Records from a collection:
[Start of section]
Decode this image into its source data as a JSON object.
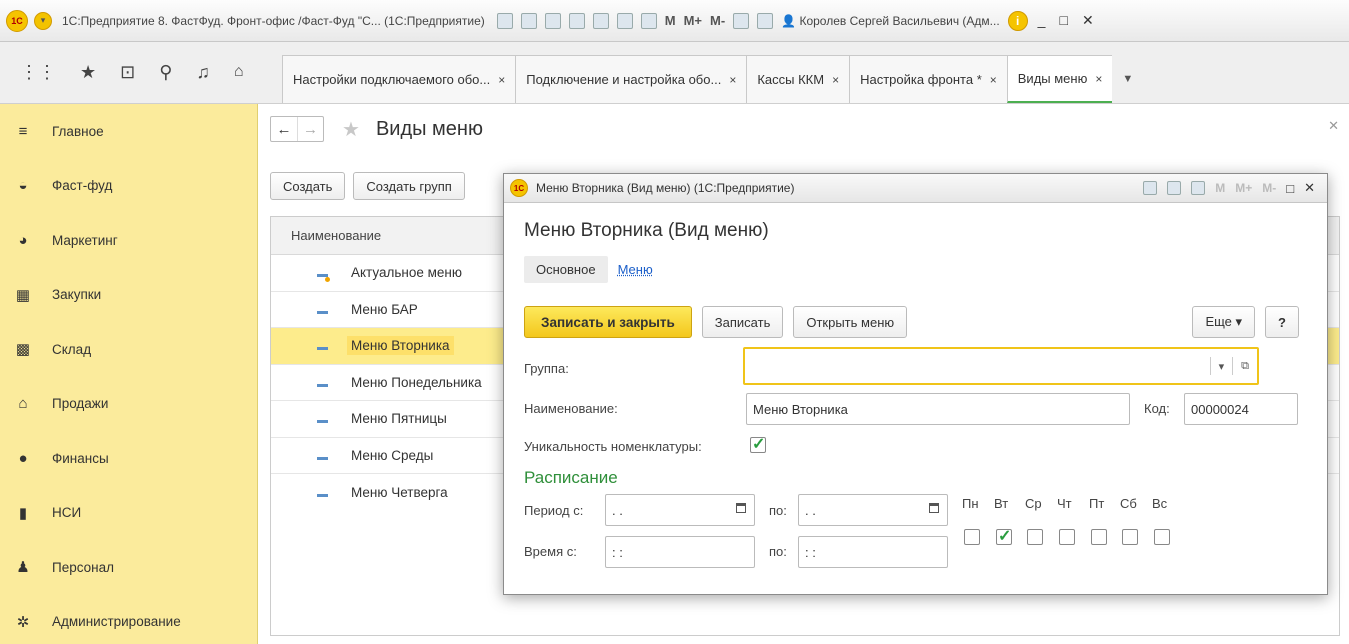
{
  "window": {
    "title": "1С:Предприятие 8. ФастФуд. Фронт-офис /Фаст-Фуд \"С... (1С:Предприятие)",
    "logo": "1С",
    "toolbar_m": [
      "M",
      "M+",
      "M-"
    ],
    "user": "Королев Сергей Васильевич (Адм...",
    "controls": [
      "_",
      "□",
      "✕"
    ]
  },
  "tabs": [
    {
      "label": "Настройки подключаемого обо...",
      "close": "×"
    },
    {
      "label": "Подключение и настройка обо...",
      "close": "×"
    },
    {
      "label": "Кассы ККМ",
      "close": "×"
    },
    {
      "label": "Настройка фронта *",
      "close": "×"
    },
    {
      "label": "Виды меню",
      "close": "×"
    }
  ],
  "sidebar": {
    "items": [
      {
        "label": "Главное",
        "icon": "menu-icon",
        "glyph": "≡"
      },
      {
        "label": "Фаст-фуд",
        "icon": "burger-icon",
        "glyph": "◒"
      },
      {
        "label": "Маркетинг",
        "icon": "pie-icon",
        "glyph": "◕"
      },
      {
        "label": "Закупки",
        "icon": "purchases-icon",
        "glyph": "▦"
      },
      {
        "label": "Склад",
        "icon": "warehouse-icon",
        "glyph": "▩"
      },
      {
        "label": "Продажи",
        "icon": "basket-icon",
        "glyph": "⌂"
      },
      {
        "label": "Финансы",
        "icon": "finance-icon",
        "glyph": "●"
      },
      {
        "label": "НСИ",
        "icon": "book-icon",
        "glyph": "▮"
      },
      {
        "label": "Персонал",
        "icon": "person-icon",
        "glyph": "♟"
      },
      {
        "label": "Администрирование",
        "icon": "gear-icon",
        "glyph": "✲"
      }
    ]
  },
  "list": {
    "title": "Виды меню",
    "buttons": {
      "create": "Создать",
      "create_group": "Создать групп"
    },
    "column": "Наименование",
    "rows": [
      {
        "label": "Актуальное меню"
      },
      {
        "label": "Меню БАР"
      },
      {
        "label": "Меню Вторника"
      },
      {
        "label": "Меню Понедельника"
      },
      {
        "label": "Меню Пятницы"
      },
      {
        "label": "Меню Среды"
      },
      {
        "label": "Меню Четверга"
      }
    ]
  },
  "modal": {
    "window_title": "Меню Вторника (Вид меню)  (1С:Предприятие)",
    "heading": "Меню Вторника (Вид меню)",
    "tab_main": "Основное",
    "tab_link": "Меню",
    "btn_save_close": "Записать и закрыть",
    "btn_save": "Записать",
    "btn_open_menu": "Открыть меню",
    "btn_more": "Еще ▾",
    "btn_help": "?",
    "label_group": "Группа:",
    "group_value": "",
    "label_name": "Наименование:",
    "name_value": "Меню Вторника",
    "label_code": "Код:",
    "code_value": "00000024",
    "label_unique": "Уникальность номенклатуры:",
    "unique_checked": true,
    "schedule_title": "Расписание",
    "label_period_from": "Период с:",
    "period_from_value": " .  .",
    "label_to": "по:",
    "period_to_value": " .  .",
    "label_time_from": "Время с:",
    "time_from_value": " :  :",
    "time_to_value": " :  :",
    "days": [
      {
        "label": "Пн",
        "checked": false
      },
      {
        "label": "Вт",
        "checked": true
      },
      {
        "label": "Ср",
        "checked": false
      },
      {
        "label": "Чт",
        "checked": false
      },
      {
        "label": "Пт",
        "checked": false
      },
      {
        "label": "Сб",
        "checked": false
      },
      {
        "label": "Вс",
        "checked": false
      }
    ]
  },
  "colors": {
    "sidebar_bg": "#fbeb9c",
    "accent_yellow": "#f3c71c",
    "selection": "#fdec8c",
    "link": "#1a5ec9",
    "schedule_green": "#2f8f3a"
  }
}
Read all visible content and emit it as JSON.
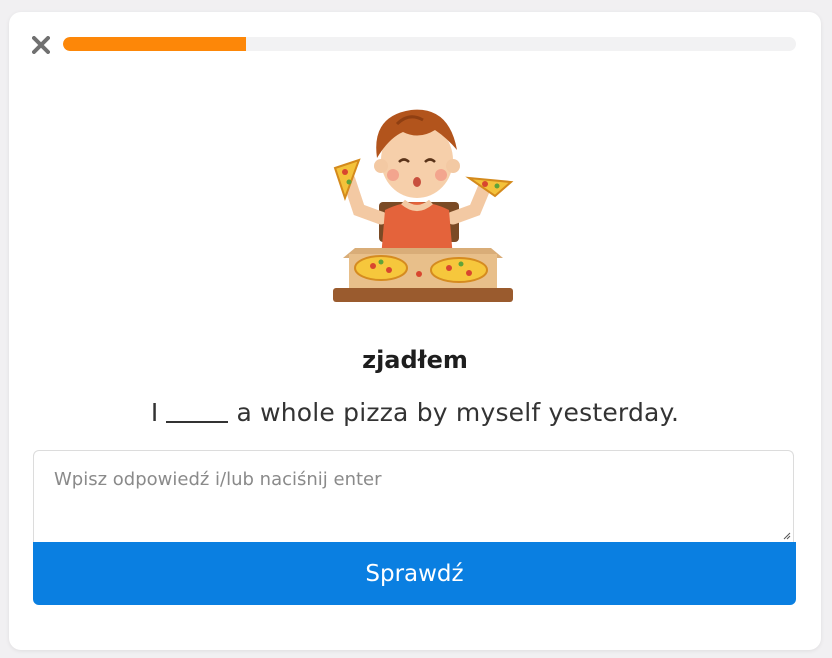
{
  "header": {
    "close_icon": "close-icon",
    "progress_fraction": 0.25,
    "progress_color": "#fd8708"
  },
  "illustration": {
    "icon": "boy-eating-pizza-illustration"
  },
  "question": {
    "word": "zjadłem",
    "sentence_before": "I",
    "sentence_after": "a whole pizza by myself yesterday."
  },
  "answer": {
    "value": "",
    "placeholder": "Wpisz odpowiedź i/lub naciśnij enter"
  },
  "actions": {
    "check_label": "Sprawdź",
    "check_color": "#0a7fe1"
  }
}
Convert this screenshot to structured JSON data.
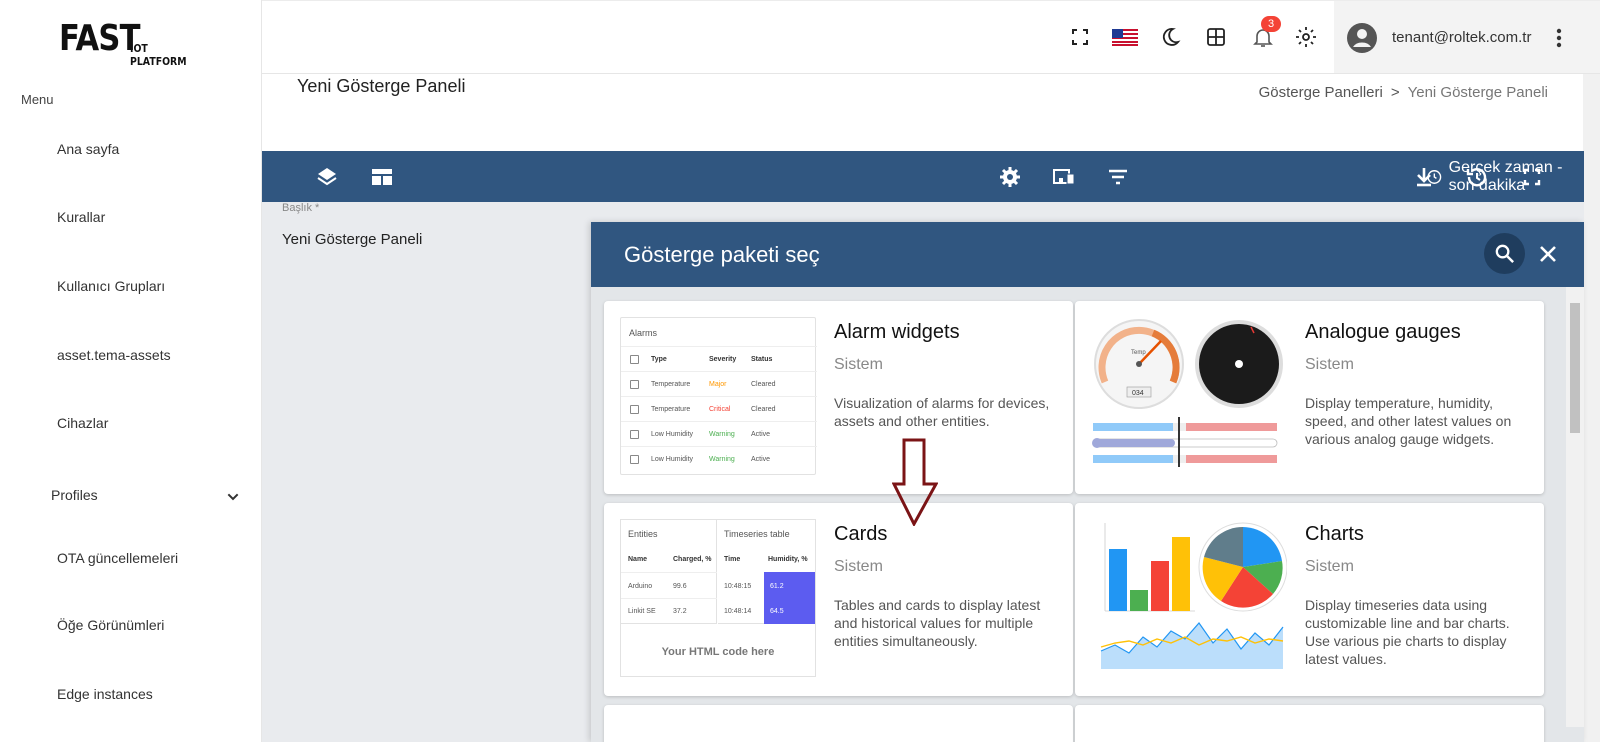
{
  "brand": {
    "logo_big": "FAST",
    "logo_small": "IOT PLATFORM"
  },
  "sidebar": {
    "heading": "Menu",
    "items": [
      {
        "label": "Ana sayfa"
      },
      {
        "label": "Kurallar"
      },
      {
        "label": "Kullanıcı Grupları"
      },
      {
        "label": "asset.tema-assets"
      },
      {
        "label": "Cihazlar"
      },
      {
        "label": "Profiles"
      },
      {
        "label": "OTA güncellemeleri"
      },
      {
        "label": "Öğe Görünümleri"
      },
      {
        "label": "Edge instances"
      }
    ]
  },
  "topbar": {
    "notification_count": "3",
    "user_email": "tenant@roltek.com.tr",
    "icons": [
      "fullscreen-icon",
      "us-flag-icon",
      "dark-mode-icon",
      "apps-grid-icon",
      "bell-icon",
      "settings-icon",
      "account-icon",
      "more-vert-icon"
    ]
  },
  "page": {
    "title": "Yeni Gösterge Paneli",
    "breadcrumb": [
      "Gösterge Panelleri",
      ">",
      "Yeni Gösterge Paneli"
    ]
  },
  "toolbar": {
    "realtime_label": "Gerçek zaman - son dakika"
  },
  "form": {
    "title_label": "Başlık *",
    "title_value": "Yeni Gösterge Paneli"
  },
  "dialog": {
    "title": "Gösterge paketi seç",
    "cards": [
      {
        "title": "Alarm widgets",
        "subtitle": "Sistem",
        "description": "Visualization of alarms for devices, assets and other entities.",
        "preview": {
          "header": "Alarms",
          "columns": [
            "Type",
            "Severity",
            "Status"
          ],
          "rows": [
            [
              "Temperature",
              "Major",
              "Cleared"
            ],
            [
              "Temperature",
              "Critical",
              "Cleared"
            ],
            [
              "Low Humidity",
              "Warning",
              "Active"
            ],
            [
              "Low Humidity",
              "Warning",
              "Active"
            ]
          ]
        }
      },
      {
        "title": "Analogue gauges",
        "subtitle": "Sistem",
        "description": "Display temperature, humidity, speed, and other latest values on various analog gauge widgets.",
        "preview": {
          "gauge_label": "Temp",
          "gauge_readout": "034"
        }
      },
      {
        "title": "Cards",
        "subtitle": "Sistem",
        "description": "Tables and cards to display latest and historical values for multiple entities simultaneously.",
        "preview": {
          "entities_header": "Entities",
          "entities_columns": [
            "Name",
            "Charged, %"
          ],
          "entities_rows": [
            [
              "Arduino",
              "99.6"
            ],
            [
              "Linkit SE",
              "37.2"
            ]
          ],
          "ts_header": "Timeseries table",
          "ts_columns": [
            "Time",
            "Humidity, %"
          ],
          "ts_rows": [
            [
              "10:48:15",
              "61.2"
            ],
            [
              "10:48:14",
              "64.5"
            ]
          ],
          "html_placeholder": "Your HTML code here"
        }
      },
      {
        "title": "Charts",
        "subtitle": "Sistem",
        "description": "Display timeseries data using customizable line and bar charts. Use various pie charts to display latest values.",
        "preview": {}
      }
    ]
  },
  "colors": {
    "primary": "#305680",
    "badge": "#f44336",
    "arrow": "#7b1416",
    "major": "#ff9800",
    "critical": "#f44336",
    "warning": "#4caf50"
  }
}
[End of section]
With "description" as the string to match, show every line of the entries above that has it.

» Result of the task:
        "description": "Visualization of alarms for devices, assets and other entities.",
        "description": "Display temperature, humidity, speed, and other latest values on various analog gauge widgets.",
        "description": "Tables and cards to display latest and historical values for multiple entities simultaneously.",
        "description": "Display timeseries data using customizable line and bar charts. Use various pie charts to display latest values.",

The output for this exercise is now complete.